‘I got your post card,’ she says.
‘Oh that. Yes. Just joking.’
‘Well, not really.’ A pause. ‘Do you mind?’
‘No. I’m glad.’
Another gush of chemicals.
At the end of a conversation that normally I’d cut short, but which now I never want to end, she reminds me. ‘OK. So I’ll see you when I get back? The twenty seventh.’
‘It’s a date.’ As if I need reminding!
There’s the briefest of pauses. ‘Have you really missed me?’ she asks.
‘Yes. Yes, more than anything, to be honest.’
‘Really.’ Being myself. ‘I can’t wait to see you.’
‘Our secret,’ she says. ‘See you on the twenty seventh.’
That afternoon, I sit down to compose a letter. Slam on “Zoom” – loud - to sing along. A high of extraordinary proportions.
“…for once in my lifetime I was finally free and you gave that to me…”
“Dear sir, I write with reference to your advert in the Times Educational Supplement…”

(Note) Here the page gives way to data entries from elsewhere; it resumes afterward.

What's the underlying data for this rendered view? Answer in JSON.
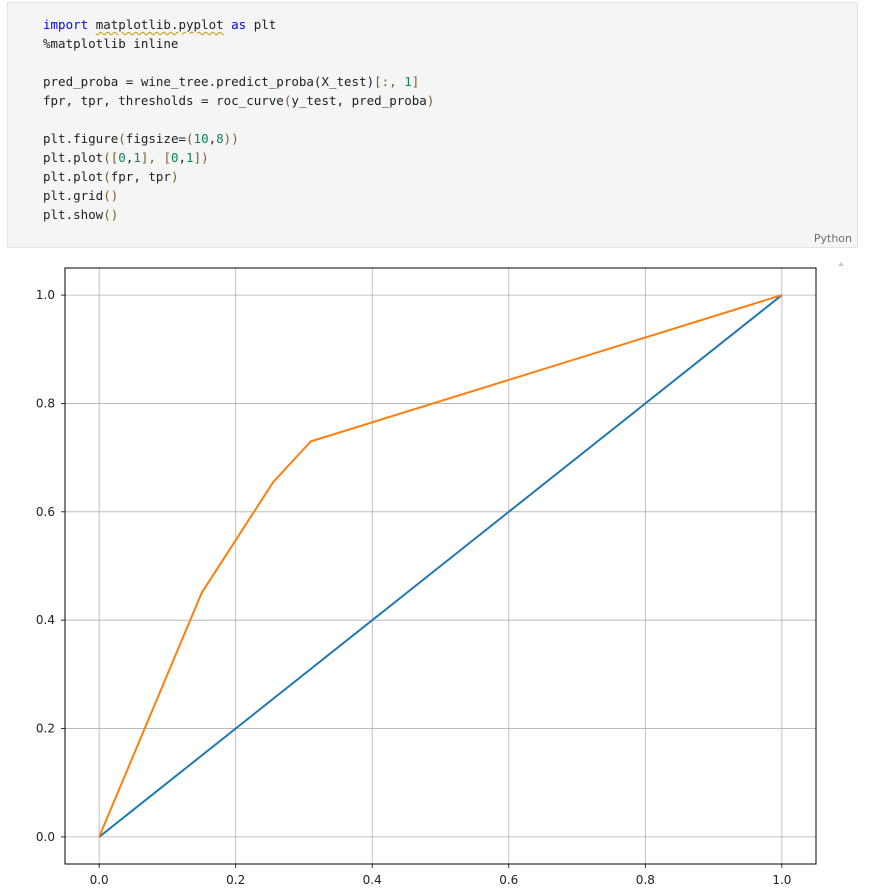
{
  "cell": {
    "language": "Python",
    "code_lines": [
      [
        {
          "t": "import",
          "c": "kw"
        },
        {
          "t": " "
        },
        {
          "t": "matplotlib.pyplot",
          "c": "squiggle"
        },
        {
          "t": " "
        },
        {
          "t": "as",
          "c": "kw"
        },
        {
          "t": " plt"
        }
      ],
      [
        {
          "t": "%matplotlib inline"
        }
      ],
      [
        {
          "t": ""
        }
      ],
      [
        {
          "t": "pred_proba = wine_tree.predict_proba(X_test)"
        },
        {
          "t": "[:, ",
          "c": "br"
        },
        {
          "t": "1",
          "c": "num"
        },
        {
          "t": "]",
          "c": "br"
        }
      ],
      [
        {
          "t": "fpr, tpr, thresholds = roc_curve"
        },
        {
          "t": "(",
          "c": "br"
        },
        {
          "t": "y_test, pred_proba"
        },
        {
          "t": ")",
          "c": "br"
        }
      ],
      [
        {
          "t": ""
        }
      ],
      [
        {
          "t": "plt.figure"
        },
        {
          "t": "(",
          "c": "br"
        },
        {
          "t": "figsize=",
          "c": ""
        },
        {
          "t": "(",
          "c": "br"
        },
        {
          "t": "10",
          "c": "num"
        },
        {
          "t": ",",
          "c": ""
        },
        {
          "t": "8",
          "c": "num"
        },
        {
          "t": "))",
          "c": "br"
        }
      ],
      [
        {
          "t": "plt.plot"
        },
        {
          "t": "([",
          "c": "br"
        },
        {
          "t": "0",
          "c": "num"
        },
        {
          "t": ",",
          "c": ""
        },
        {
          "t": "1",
          "c": "num"
        },
        {
          "t": "], [",
          "c": "br"
        },
        {
          "t": "0",
          "c": "num"
        },
        {
          "t": ",",
          "c": ""
        },
        {
          "t": "1",
          "c": "num"
        },
        {
          "t": "])",
          "c": "br"
        }
      ],
      [
        {
          "t": "plt.plot"
        },
        {
          "t": "(",
          "c": "br"
        },
        {
          "t": "fpr, tpr"
        },
        {
          "t": ")",
          "c": "br"
        }
      ],
      [
        {
          "t": "plt.grid"
        },
        {
          "t": "()",
          "c": "br"
        }
      ],
      [
        {
          "t": "plt.show"
        },
        {
          "t": "()",
          "c": "br"
        }
      ]
    ]
  },
  "chart_data": {
    "type": "line",
    "title": "",
    "xlabel": "",
    "ylabel": "",
    "xlim": [
      -0.05,
      1.05
    ],
    "ylim": [
      -0.05,
      1.05
    ],
    "xticks": [
      "0.0",
      "0.2",
      "0.4",
      "0.6",
      "0.8",
      "1.0"
    ],
    "yticks": [
      "0.0",
      "0.2",
      "0.4",
      "0.6",
      "0.8",
      "1.0"
    ],
    "grid": true,
    "series": [
      {
        "color": "#1f77b4",
        "x": [
          0,
          1
        ],
        "y": [
          0,
          1
        ]
      },
      {
        "color": "#ff7f0e",
        "x": [
          0,
          0.15,
          0.255,
          0.31,
          1.0
        ],
        "y": [
          0,
          0.45,
          0.655,
          0.73,
          1.0
        ]
      }
    ]
  }
}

In the morning of the twenty seventh of August 1982, the phone ringing wakes me.
I’ve had a disturbed night, despite spending the evening at the Flyer – ‘Another pint!’ I pump money in the jukebox. Happy music only. Norma makes a comment. ‘You look like the cat what got the cream. You won the pools?’ Hands me her glass. ‘A G and T. Double.’
I’m woken once in the dark from a dream where I’m surrounded by impenetrable, steepling hedges; a maze. I can hear Fizz’s voice. ‘I’m in the middle! Come and find me!’ I stumble and curse at each dead end, until, sensing her just a hedge away, I fling myself time and time again against the branches, skewering myself, trying to burst through, until collapsing exhausted on the floor. ‘I’m here!’ she calls.
My bedclothes are on the floor, screwed and patched with sweat.
Now, I race downstairs to the phone and yank, heart already hammering. Huge smile. Expectant. Eager. Happy as Larry. In love. Its purest form.
‘Hello?’ I exult.
I Won’t Hold You Back - Toto
One of the great albums of the early 80’s, released in 1982, “Toto IV” contained some absolute gems, several of which have become standards, and/or hit the charts on both sides of the pond – “Roseanna” and “Africa” probably being the biggest. It’s a mix of upbeat and ballad songs from a band who mixed their musical styles from pop, through rock, soul and funk. Eclectic! This track’s one of those dreamy melancholy songs that are completely immersive.
It’s A Feeling - Toto
Toto’s fourth album won a staggering 7 Grammys – including best album (naturally) and best individual song – “Africa”. My personal memory of the album is buying it after a chance hearing of this particular track on a late night radio station. Hardly surprising there are hints of Steely Dan here – many of the band played sessions for them!
Zoom – Fat Larry’s Band
A classic! Fat Larry was a vocalist and drummer who died early in 1987 of a heart attack aged just 38…but not before penning this R and B pop song. Timeless. In 1982, aged 28, it was the sound of my summer.
About the Author: Richard Parsons
I’ve been fascinated with writing since I was a youngster; creative writing in English lessons was my favourite part of school life along with swapping music with mates or playing sport.
When I decided to quit teaching after many happy years, I applied for and won a scholarship to do a Masters at Plymouth Uni in Creative Writing. Drama was really the main string to my bow, but I soon became hooked on the idea of crafting short stories, and, eventually, the longer form of narrative. After graduating with a distinction, I cut my teeth writing for women’s magazines, but this was never in my own “voice” and was always formulaic. “Given Circumstances” is the real me.
Hope you enjoy it!